*** Begin section ***

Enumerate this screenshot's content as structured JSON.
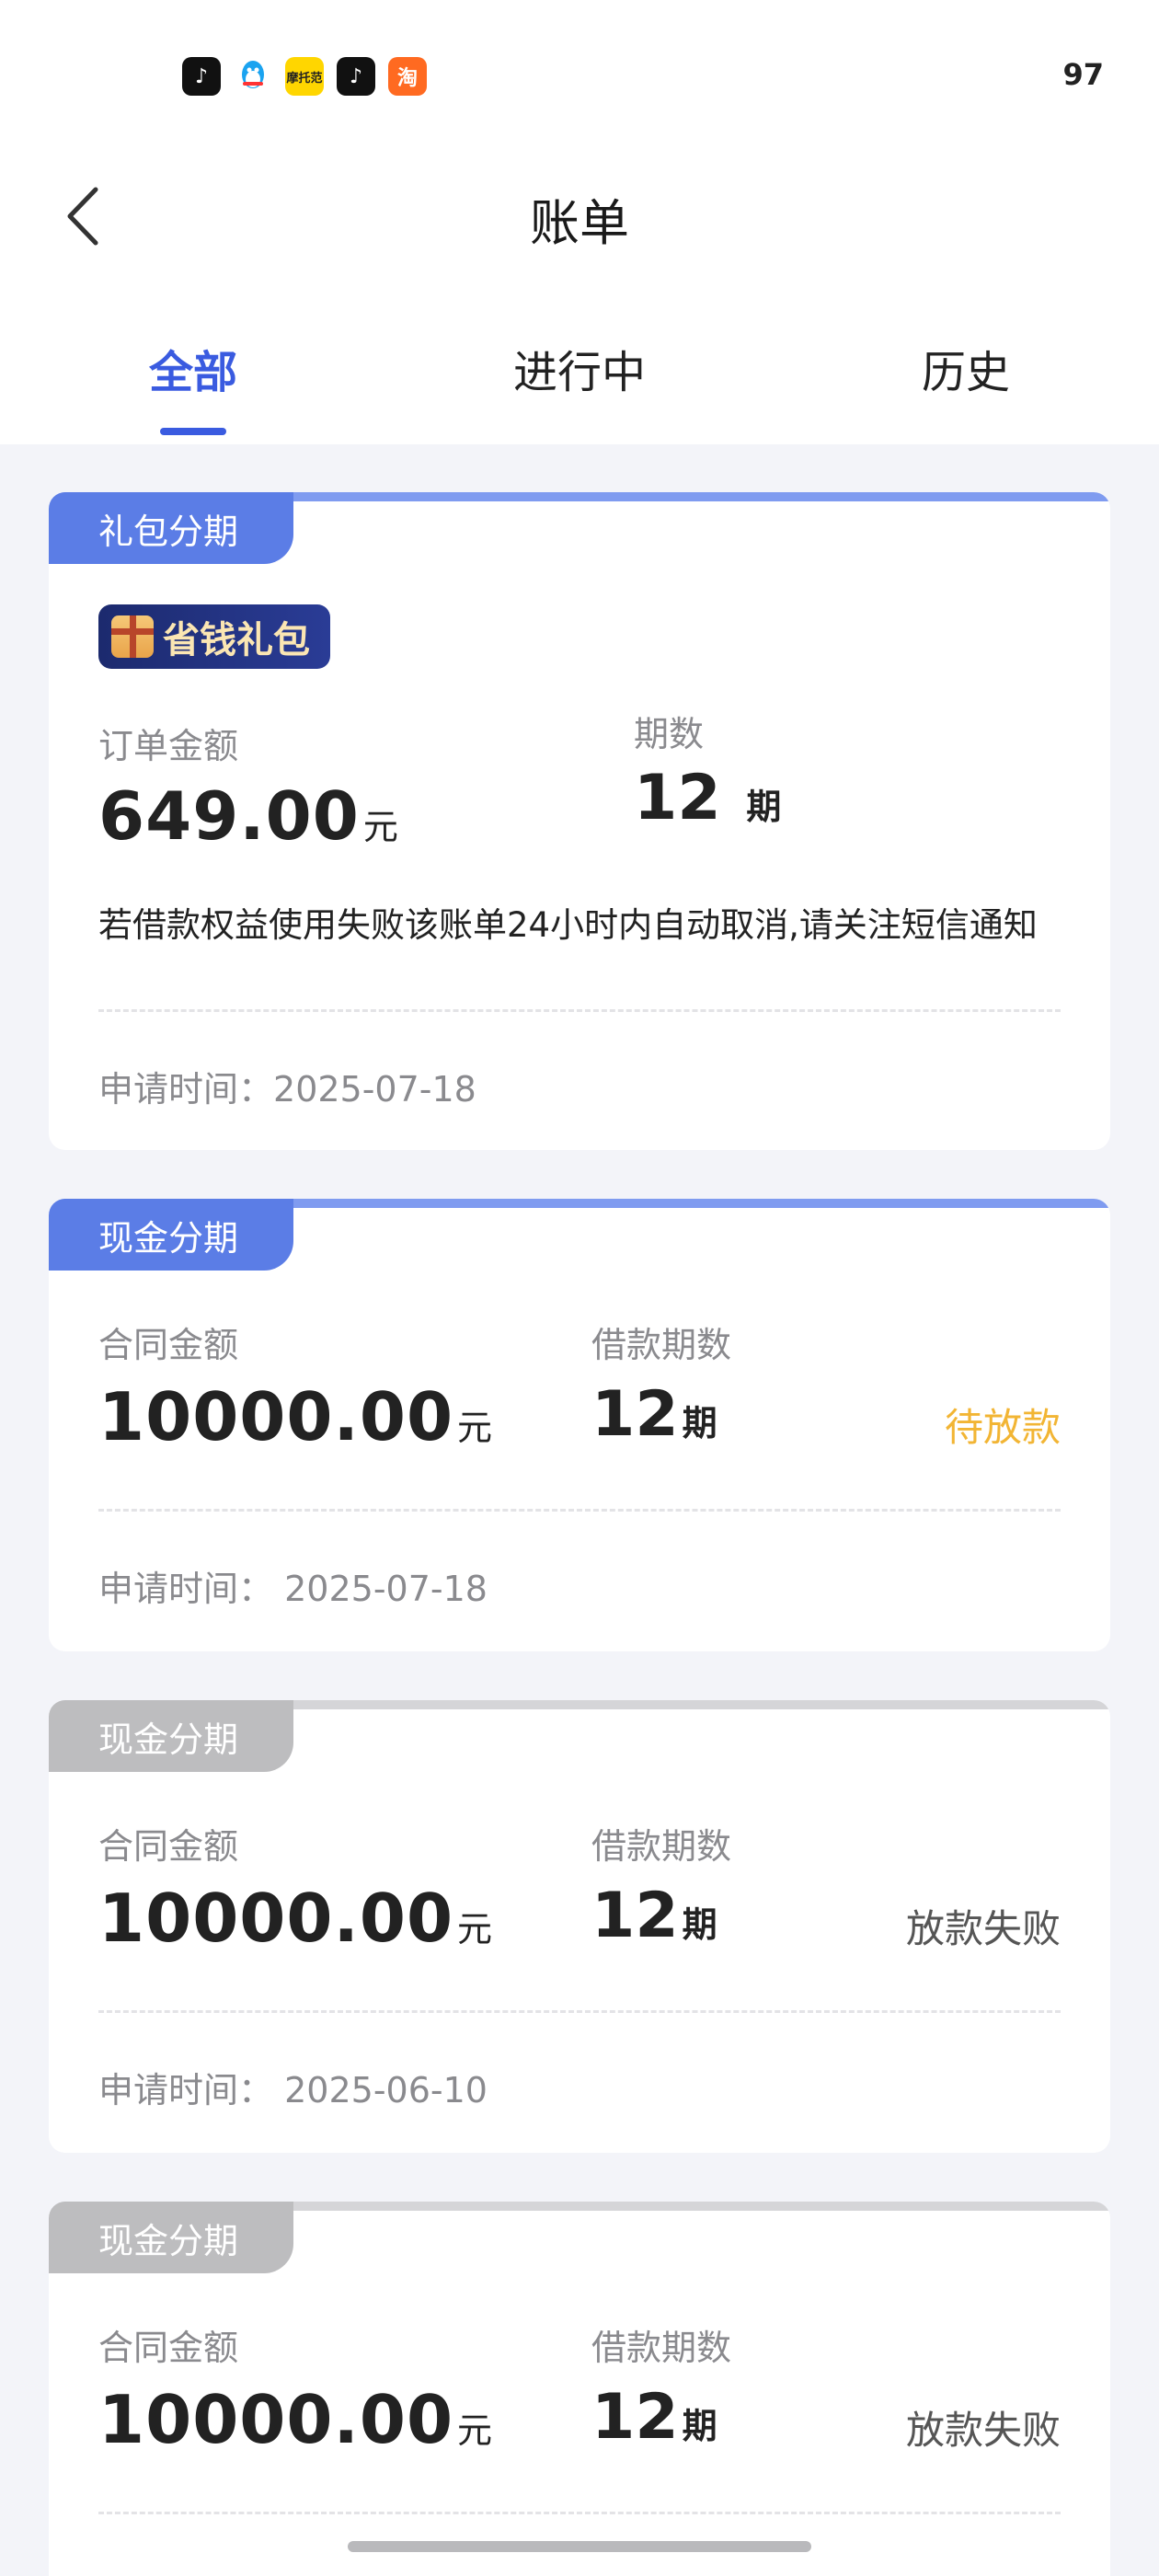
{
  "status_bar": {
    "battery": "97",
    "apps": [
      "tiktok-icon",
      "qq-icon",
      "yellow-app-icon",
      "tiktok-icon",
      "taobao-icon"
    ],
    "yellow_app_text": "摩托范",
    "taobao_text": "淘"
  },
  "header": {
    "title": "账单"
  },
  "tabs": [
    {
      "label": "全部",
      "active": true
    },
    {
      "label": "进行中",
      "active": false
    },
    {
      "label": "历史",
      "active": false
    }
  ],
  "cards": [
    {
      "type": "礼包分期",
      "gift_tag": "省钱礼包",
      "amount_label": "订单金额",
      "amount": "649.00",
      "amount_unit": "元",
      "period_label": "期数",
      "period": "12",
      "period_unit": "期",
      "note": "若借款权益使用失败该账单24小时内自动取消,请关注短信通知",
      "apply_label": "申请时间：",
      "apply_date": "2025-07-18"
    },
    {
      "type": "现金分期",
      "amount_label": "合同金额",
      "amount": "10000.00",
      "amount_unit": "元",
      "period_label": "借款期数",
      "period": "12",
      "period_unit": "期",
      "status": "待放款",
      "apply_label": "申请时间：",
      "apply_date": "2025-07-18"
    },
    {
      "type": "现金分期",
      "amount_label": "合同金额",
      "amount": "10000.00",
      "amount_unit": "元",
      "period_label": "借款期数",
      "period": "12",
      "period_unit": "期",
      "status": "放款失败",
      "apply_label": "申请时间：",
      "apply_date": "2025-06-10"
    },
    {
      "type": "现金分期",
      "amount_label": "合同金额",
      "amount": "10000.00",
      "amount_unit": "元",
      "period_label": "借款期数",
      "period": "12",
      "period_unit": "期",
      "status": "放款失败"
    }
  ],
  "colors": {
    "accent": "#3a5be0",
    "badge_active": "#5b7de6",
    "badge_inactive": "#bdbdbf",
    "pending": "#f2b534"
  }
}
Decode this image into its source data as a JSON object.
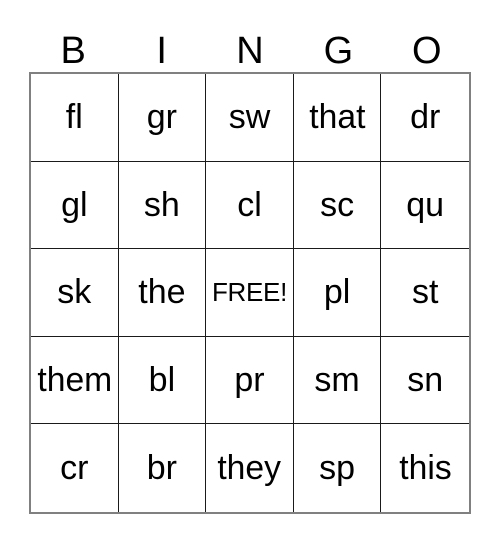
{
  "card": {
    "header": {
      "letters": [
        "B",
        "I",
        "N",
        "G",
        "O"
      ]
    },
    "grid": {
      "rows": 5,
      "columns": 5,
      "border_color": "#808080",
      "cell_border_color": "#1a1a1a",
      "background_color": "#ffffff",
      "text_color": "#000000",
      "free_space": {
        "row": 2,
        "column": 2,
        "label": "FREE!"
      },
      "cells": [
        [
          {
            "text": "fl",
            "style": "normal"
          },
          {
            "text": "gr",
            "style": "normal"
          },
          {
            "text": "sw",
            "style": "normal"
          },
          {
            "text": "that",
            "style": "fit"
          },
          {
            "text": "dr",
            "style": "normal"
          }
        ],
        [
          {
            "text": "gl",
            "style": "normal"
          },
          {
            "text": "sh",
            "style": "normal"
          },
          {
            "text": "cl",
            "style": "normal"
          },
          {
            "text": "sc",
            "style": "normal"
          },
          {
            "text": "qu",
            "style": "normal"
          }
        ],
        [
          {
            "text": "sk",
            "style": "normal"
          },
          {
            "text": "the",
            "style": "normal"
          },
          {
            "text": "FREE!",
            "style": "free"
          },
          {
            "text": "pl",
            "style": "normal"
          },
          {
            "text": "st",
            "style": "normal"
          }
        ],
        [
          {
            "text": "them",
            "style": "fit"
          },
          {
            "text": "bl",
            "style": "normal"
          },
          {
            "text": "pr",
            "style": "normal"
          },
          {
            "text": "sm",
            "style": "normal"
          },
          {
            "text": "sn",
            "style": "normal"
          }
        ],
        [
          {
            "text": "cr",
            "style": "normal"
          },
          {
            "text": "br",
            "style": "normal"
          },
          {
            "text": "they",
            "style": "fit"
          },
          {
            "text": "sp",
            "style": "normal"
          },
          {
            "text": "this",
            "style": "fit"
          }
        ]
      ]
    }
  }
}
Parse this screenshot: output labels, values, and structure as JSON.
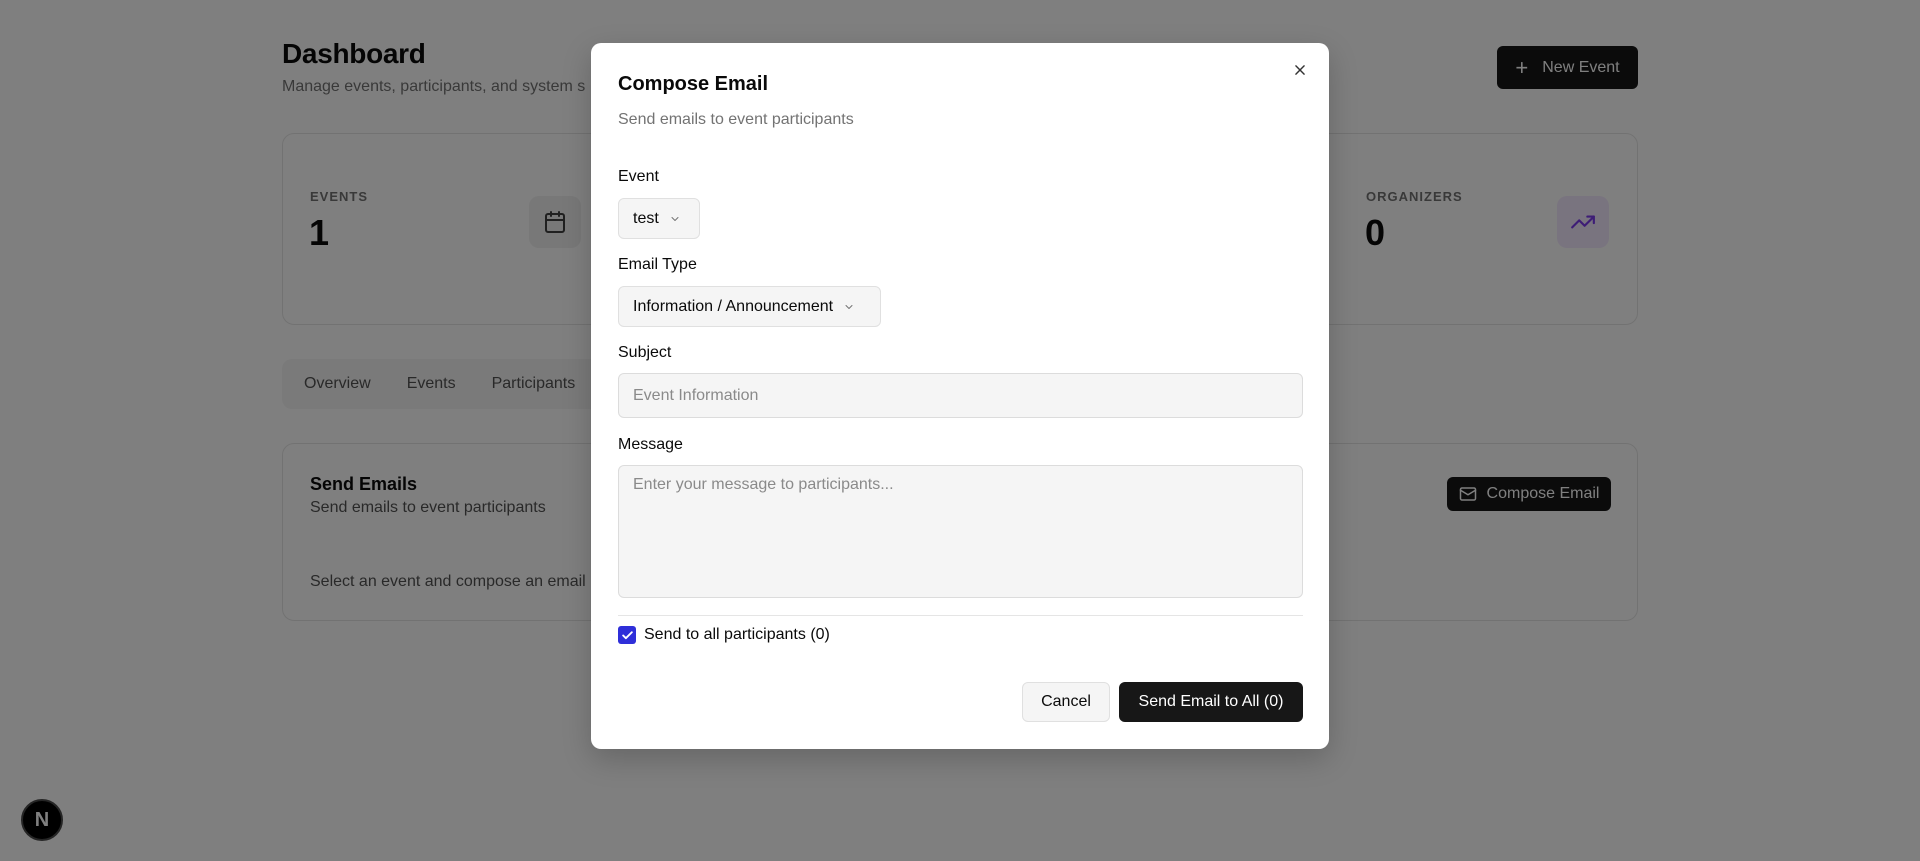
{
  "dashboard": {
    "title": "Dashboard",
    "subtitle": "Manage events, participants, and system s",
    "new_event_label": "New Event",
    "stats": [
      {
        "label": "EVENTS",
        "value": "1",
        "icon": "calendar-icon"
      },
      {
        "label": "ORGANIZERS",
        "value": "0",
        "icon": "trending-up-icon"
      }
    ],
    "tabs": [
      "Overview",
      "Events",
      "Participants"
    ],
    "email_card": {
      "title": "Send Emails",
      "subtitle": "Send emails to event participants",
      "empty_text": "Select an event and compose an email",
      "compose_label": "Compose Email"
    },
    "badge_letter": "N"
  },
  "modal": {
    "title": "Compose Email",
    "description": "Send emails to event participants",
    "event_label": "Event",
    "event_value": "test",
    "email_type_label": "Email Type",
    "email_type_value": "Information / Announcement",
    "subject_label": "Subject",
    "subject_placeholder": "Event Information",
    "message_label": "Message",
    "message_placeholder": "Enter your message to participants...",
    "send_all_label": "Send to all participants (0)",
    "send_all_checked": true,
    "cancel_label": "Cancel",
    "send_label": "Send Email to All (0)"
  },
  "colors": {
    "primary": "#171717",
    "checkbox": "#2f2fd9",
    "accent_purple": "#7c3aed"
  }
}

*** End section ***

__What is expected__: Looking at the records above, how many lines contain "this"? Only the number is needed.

__Completed exercise__: 4